The Food Bikery will harness the positive aspects that food trucks foster (economic opportunity and community space), while minimizing harmful environmental impacts, increasing knowledge about food, and demonstrating the utility of bicycles. 

What are the proposal’s costs?

The proposal for our first official food bike protoype will cost around $2500. We have budgeted $2000 in permitting (first time and annual) fees for the cities of Berkeley and Oakland where we are piloting. We have budgeted an additional $3000 in human labor costs for mechanics, metalworkers, and legal assistance. Our total budget is $7500.

Time line

Progress thus far

In the month of February we conducted 10 interviews with various people from the food and bicycle community. We used the findings of our interviews to help us flesh out a more complete proposal. In March 2014, we conducted interviews and meetings with permitting authorities for City of Berkeley and Alameda County, as well as councilmembers of Berkeley and Oakland. In April 2014, we produced a video on how The Food Bikery plans to grow the food bike community to become a sustainable part of the food landscape.

Short term (1 year)

We will begin legal discussions with Sustainable Economies Law Center on avenues to successful permitting.
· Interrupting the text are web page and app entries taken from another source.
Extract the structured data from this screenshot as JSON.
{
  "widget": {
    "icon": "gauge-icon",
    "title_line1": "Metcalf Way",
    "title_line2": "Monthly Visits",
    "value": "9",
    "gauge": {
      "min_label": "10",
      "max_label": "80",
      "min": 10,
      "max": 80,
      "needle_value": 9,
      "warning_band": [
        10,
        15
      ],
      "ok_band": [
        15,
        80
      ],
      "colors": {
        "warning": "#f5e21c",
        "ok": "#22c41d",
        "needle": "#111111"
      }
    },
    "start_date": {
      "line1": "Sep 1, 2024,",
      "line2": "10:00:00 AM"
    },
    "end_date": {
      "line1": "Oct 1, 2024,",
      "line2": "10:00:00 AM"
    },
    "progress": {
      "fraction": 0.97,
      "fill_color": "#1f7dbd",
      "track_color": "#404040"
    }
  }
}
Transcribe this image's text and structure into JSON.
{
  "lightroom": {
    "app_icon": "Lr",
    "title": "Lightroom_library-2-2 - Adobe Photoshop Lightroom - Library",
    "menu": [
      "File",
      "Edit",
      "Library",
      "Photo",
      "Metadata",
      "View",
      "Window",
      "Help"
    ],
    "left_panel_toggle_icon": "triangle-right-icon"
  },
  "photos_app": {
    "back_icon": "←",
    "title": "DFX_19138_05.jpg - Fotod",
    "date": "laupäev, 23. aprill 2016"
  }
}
We will finish our design for the food bike and bring it to local blacksmiths to get a competitive quote for supplies, metalworking, and plumbing. We will bring our proposal to Bohemian Blacksmith and Kicktrailer, businesses that are both located in Oakland and have experience in building trailers and custom bikes for local bike-related businesses. Construction on the prototype will begin once we have raised the money. Once we finish construction, we will assist our first food bike client(s) in the permitting processes with City of Berkeley and/or Alameda County. Then, we will begin user testing with our food bike client in private party settings and – pending permitting – in public market settings (using Kitchener commissary for associated food preparation). We will evaluate operational metrics for food bikes versus food trucks.

Medium term (2-3 years)

Pending successful permitting and user testing, we will begin researching different business models (for-profit, cooperative, partnerships with commissaries, etc.) for scaling up The Food Bikery, so we can continue to serve food entrepreneurs and grow the food bike community.

Long term (5 years and beyond)

We will expand to other cities around North America, pioneering a model of food bikes to replace food trucks as the low capital, low footprint alternative for mobile food.

Related proposals


Hepler, L. (2012, December 6). Don't call it a fad: Food trucks grabbing market share. Silicon Valley Business Journal.

League of American Bicyclists. (2008). Climate Change and Bicycling: How bicycling advocates can help craft comprehensive climate action plans. Washington, DC: Advocacy Advance.

Manasse, E. (2013). Broadway Valdez District Specific Plan - Public Review Draft. Oakland: City of Oakland.

Weber, C. M. (2008). Food-Miles and the Relative Climate Impacts of Food Choices in the U.S. Environmental Science Technology.